The task:
Wherever the string "label" turns up in the data, copy the whole line.

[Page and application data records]
----------------
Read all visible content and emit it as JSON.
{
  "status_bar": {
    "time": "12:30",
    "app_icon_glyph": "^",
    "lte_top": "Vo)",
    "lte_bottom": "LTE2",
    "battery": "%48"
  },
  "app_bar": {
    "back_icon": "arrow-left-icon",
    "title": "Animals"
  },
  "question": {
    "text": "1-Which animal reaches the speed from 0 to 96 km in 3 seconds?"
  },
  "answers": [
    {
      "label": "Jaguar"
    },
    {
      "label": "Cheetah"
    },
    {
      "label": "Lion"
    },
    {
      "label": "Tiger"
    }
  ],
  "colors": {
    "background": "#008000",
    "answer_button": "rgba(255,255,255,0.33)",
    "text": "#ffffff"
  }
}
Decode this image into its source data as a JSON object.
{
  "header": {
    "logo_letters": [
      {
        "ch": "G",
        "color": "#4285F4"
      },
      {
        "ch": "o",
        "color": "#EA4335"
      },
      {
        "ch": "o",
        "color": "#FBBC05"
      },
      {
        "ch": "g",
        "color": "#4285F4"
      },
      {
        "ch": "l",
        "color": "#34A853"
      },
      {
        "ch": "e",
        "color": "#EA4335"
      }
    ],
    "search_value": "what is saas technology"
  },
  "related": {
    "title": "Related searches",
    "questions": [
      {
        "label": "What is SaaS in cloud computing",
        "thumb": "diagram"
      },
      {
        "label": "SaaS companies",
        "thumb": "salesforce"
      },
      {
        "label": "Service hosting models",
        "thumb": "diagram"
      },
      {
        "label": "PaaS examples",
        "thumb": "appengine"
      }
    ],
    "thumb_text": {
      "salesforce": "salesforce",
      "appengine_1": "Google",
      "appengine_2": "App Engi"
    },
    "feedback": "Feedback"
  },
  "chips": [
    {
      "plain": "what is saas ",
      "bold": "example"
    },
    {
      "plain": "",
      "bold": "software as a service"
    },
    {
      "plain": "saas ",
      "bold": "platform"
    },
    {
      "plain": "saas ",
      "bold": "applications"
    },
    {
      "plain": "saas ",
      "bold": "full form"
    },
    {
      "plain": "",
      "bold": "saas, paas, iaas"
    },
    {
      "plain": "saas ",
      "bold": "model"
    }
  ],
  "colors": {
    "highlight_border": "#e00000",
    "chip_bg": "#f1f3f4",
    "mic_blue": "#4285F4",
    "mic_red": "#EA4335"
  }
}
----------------
Response area:
      "label": "Jaguar"
      "label": "Cheetah"
      "label": "Lion"
      "label": "Tiger"
        "label": "What is SaaS in cloud computing",
        "label": "SaaS companies",
        "label": "Service hosting models",
        "label": "PaaS examples",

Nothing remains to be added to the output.